• EXERCISE DIRECTIONS: Find the lines of data that contain the string "Диспетчер", then list them.

▼

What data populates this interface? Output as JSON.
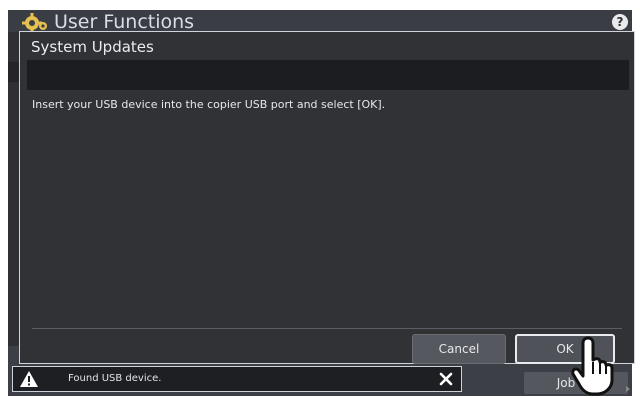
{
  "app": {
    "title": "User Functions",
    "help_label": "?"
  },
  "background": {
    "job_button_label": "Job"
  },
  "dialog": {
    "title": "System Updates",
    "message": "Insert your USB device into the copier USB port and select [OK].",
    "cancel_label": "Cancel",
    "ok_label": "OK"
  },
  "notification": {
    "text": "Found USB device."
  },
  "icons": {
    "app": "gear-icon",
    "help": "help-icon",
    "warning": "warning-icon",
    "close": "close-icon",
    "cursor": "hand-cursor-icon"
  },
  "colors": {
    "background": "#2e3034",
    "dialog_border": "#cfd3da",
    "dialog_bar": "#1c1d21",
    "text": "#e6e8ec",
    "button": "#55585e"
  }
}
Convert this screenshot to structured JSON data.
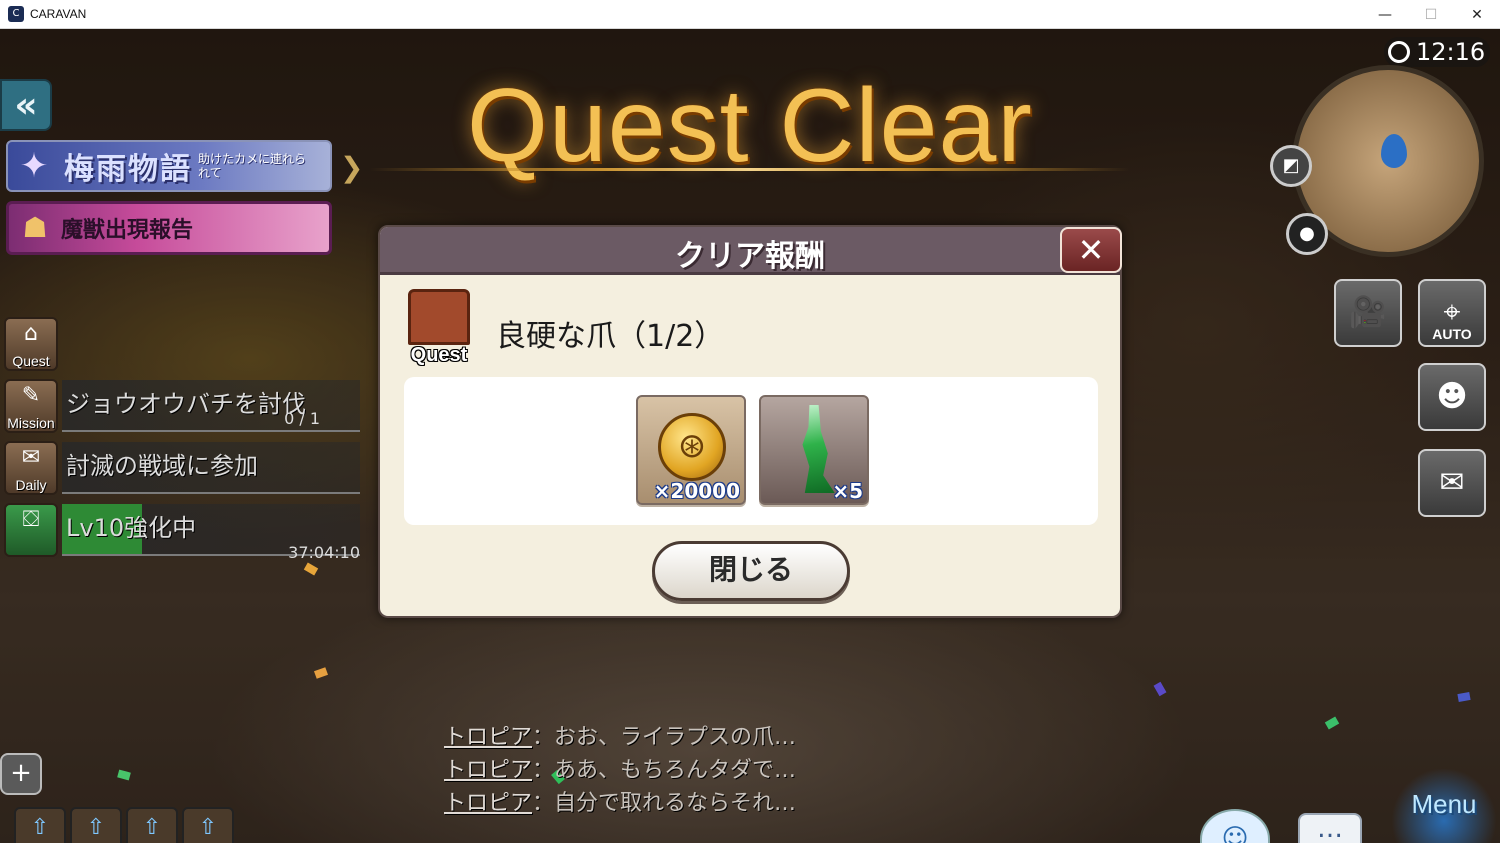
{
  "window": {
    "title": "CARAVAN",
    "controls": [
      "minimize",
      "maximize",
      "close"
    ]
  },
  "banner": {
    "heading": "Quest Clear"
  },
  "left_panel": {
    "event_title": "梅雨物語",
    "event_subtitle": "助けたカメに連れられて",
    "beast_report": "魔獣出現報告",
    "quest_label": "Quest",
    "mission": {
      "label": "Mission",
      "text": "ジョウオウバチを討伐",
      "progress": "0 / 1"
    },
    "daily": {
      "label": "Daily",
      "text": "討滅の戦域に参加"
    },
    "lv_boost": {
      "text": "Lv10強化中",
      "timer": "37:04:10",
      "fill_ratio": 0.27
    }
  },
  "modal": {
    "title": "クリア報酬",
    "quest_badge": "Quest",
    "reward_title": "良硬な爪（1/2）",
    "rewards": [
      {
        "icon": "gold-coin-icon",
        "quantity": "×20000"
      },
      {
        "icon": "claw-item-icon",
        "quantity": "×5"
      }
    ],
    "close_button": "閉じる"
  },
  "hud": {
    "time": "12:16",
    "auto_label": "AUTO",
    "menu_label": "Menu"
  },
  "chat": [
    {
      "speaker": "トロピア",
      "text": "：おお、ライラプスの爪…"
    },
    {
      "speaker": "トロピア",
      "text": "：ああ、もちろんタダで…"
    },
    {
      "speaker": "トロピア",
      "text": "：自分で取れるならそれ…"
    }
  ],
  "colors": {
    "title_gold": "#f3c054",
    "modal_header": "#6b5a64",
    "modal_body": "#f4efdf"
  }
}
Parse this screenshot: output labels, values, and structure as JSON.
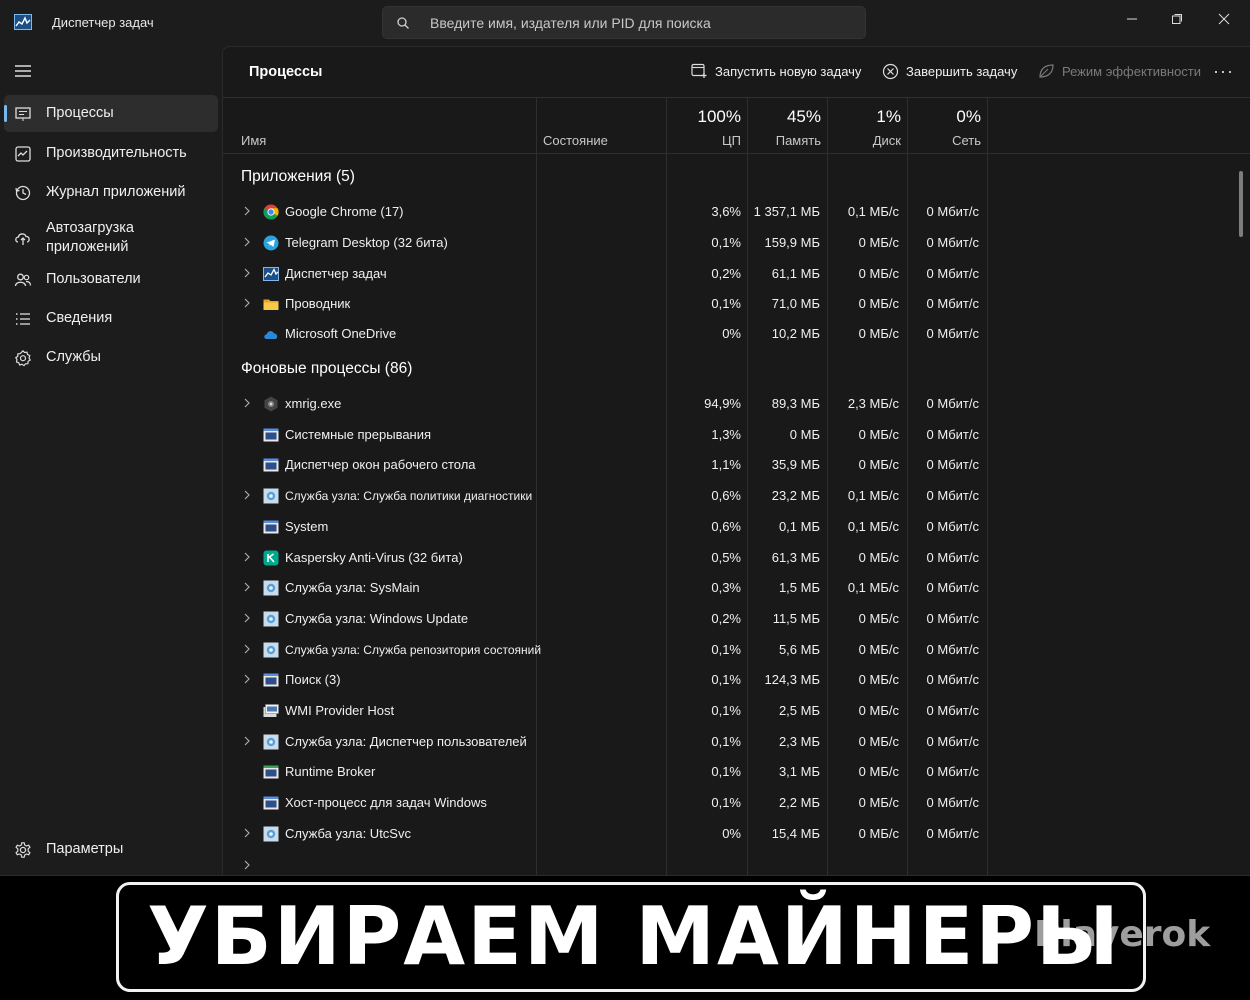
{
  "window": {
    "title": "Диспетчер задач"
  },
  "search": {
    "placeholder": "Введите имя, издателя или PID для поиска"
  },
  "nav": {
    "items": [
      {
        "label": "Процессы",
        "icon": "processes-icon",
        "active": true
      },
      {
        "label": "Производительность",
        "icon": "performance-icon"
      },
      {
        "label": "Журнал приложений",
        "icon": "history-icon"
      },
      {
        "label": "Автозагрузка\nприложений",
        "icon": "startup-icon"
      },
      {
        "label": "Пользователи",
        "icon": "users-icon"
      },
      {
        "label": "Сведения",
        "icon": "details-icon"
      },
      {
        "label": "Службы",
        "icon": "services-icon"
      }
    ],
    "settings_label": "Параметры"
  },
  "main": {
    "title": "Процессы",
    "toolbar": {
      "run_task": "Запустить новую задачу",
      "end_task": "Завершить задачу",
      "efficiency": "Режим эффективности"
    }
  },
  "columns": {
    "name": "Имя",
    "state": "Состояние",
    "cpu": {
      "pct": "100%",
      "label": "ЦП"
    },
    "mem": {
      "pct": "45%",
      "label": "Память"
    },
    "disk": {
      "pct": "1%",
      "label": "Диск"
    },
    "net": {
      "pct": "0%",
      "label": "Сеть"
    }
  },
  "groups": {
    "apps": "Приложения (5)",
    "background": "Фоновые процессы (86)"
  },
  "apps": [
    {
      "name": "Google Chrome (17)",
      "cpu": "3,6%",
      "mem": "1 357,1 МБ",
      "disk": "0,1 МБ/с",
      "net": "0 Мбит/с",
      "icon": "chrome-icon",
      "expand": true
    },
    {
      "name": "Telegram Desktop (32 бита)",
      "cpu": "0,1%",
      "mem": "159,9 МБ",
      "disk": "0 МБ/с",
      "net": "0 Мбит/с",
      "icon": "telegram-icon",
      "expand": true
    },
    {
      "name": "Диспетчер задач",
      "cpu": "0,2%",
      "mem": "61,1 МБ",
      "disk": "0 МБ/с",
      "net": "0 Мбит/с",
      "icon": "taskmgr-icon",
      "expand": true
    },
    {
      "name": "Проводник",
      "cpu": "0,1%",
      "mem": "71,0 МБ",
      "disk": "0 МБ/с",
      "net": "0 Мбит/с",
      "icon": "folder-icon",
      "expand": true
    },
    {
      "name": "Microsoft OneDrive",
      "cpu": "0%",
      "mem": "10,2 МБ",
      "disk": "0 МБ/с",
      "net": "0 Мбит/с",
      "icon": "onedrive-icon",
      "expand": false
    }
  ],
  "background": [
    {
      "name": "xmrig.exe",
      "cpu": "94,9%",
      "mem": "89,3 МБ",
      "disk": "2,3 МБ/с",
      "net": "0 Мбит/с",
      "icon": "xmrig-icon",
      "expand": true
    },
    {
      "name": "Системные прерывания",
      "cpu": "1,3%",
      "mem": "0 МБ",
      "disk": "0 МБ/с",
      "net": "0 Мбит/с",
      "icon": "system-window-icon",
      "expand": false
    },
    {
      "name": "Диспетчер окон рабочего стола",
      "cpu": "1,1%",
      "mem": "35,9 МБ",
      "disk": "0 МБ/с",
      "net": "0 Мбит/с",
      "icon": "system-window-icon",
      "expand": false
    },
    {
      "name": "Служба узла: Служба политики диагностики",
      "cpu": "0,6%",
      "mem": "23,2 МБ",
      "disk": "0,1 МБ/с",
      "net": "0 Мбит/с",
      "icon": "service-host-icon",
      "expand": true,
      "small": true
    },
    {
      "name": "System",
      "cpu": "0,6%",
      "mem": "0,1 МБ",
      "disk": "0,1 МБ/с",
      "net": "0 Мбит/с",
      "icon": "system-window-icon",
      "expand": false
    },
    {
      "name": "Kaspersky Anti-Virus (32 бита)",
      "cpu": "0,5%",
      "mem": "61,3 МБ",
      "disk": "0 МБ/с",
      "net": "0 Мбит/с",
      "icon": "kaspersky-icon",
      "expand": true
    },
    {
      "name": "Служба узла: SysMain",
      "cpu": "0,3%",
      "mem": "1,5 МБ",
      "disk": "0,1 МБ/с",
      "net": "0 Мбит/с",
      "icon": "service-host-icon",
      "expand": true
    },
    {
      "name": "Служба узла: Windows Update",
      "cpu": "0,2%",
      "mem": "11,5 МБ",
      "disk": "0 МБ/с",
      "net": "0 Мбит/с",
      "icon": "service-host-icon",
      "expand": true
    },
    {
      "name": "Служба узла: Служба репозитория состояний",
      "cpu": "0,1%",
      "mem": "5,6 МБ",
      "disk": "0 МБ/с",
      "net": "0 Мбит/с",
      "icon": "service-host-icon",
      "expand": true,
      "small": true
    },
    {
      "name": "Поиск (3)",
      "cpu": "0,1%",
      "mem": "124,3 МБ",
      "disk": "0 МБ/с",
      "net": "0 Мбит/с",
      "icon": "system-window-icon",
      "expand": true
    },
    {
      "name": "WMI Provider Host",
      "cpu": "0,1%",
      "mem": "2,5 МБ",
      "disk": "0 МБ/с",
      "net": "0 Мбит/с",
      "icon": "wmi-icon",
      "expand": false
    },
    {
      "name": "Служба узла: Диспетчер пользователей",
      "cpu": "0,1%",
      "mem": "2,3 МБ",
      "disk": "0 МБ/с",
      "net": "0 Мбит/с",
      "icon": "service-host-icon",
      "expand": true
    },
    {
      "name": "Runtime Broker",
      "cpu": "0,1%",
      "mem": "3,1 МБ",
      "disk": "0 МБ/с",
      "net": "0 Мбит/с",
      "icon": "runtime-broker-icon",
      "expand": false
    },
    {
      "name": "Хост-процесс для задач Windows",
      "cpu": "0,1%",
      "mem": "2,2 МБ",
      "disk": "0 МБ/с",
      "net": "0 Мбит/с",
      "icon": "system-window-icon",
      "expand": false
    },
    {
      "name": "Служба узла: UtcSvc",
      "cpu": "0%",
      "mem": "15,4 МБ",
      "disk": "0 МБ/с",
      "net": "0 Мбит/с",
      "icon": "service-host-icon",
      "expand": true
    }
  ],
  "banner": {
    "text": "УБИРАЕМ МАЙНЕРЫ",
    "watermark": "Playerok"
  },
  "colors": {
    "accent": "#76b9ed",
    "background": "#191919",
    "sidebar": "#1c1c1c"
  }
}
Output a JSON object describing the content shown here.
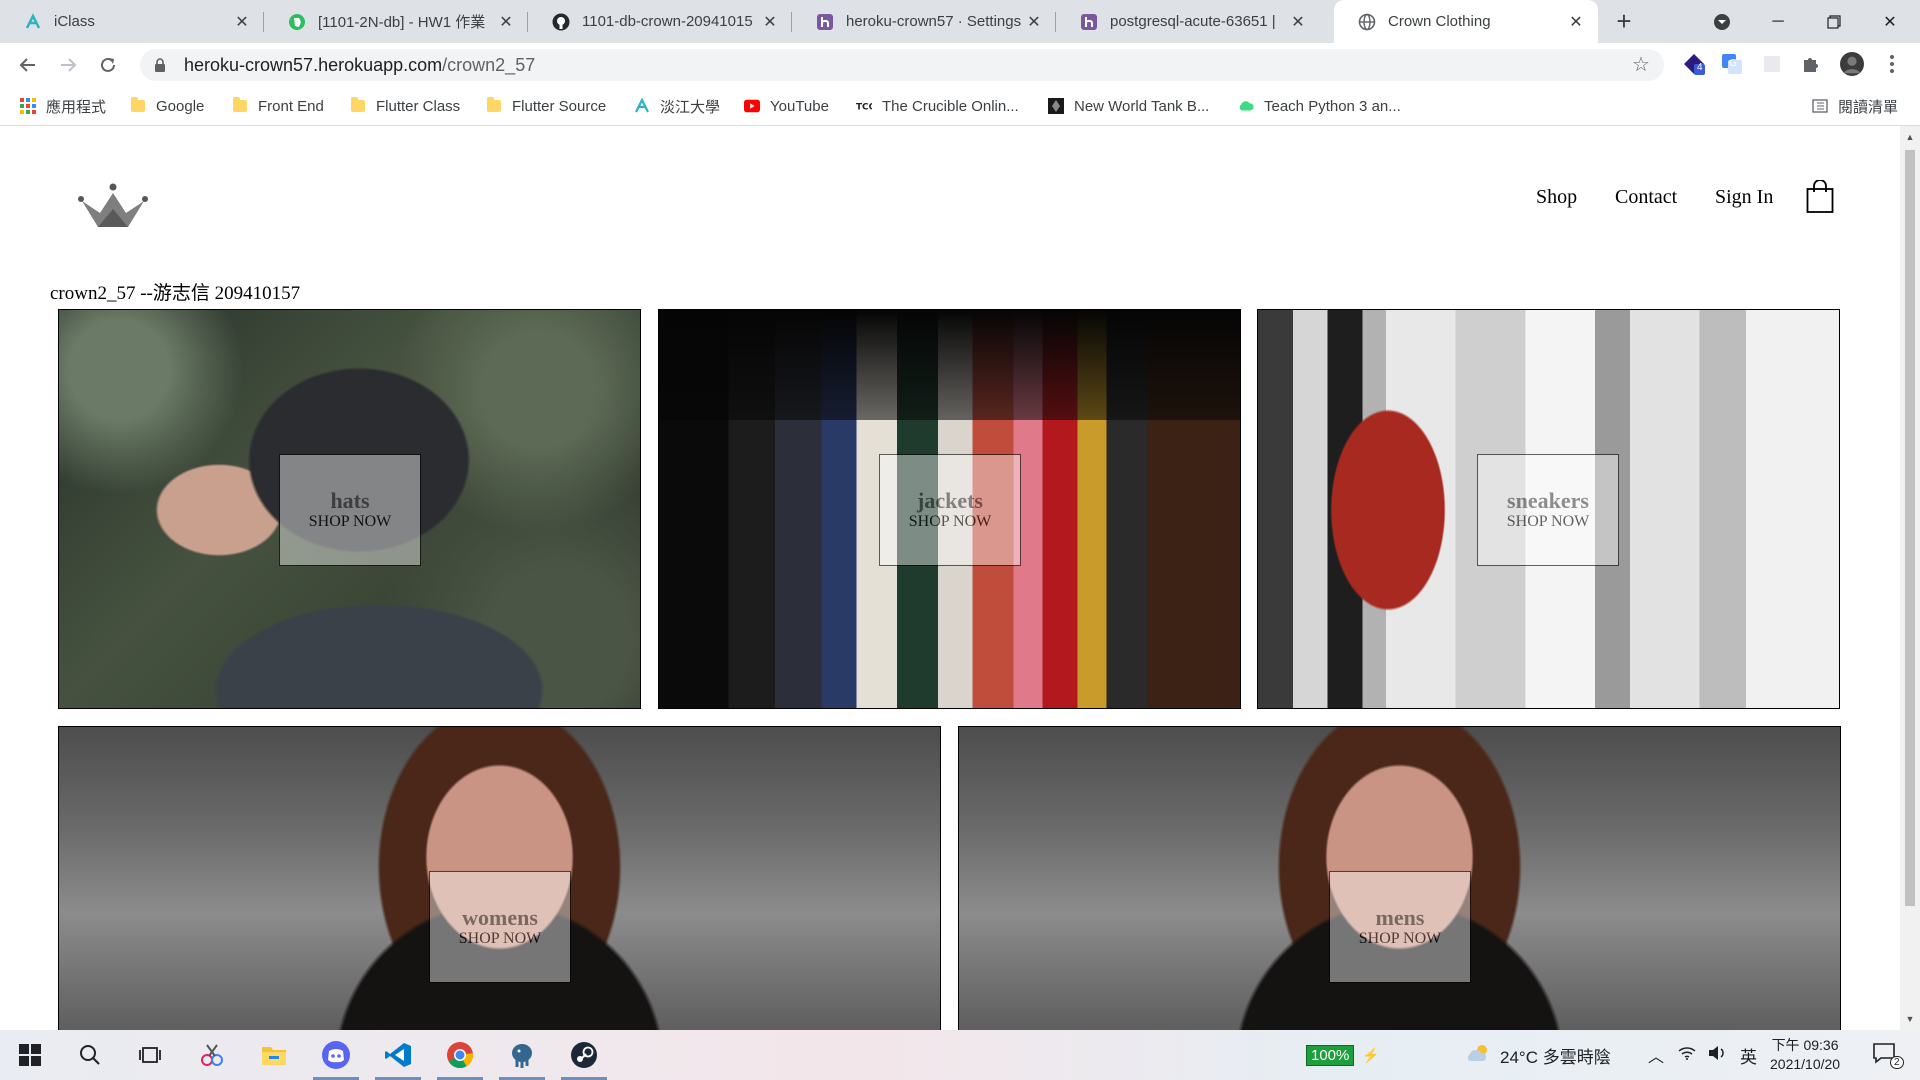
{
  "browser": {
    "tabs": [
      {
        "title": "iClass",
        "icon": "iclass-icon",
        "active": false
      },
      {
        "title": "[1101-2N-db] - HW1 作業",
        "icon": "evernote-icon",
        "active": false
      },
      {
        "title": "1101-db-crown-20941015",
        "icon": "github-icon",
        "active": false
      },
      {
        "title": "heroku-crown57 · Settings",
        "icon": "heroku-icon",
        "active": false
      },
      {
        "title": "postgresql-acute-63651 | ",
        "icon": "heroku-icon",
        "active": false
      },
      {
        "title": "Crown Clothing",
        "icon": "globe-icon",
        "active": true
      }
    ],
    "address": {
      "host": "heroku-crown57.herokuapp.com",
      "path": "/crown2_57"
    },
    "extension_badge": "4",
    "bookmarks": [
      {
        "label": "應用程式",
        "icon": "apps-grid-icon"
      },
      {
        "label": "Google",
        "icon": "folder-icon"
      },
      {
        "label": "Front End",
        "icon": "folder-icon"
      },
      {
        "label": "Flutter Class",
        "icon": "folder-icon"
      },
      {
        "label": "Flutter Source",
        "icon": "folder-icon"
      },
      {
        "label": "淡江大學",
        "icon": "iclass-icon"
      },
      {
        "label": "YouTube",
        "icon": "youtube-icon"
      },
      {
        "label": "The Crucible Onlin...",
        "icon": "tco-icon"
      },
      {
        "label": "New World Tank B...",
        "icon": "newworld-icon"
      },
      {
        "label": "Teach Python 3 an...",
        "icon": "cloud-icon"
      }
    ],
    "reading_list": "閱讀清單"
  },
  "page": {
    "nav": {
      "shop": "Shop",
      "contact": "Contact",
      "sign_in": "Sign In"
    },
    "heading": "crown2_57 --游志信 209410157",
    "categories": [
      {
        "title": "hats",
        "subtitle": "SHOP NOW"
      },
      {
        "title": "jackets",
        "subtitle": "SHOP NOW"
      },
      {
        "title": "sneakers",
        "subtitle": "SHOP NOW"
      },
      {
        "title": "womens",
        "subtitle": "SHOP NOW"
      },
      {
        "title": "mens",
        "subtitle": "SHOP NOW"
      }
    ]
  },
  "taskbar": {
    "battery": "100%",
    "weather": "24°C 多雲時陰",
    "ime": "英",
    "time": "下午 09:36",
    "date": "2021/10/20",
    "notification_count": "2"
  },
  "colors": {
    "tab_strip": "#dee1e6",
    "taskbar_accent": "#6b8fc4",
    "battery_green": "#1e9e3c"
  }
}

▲

• TASK OUTPUT:
    "title": "Диспетчер задач"
      "name": "Диспетчер задач",
      "name": "Диспетчер окон рабочего стола",
      "name": "Служба узла: Диспетчер пользователей",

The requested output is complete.